§ **YOUR OBJECTIVE**: Give the number of lines in these entries that contain the string "icon", with no further comment.

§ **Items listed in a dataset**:

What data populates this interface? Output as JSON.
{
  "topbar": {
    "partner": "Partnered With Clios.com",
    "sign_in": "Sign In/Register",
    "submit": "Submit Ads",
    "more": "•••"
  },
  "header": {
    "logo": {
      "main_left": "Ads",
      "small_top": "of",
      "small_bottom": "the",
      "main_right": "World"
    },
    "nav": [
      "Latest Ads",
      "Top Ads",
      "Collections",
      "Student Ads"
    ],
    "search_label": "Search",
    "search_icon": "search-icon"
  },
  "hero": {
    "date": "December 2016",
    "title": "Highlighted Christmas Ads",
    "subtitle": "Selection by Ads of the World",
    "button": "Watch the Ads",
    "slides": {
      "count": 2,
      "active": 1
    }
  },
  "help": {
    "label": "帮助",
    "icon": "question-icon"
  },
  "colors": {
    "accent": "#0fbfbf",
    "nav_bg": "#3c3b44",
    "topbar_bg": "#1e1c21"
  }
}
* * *
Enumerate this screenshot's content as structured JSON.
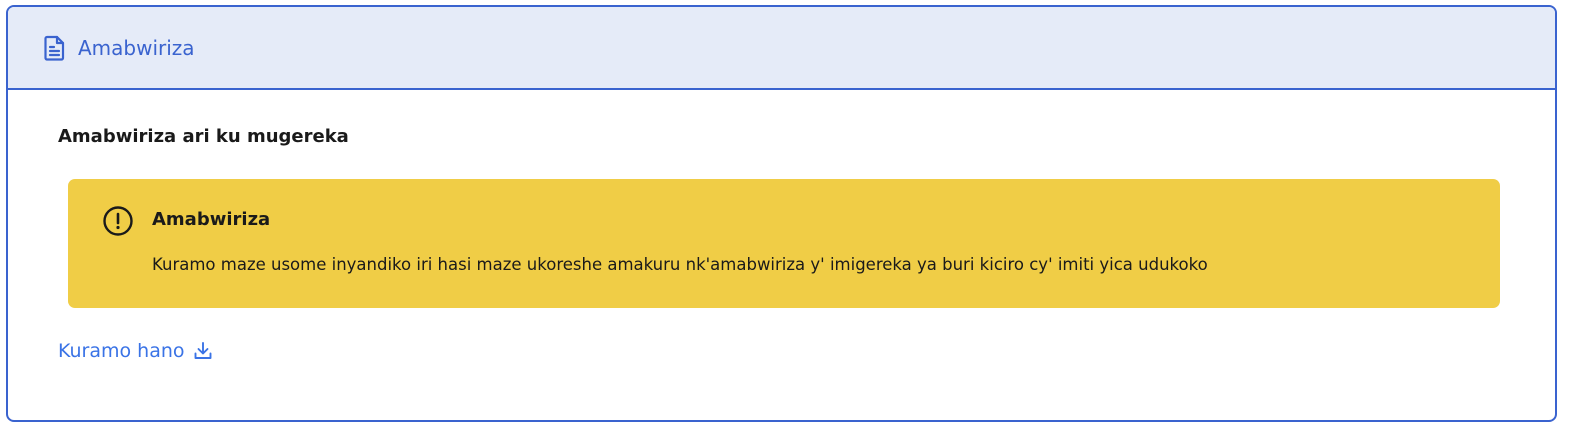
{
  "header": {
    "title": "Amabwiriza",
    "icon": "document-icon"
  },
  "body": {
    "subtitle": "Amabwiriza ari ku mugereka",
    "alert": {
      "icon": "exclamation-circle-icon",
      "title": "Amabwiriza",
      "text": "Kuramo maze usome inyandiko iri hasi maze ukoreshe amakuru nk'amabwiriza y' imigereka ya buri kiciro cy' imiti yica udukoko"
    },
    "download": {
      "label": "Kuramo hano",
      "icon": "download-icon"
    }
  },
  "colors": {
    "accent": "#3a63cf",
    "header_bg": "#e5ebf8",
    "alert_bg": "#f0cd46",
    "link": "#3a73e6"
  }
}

§ **ANSWER TO THE EXERCISE**: 5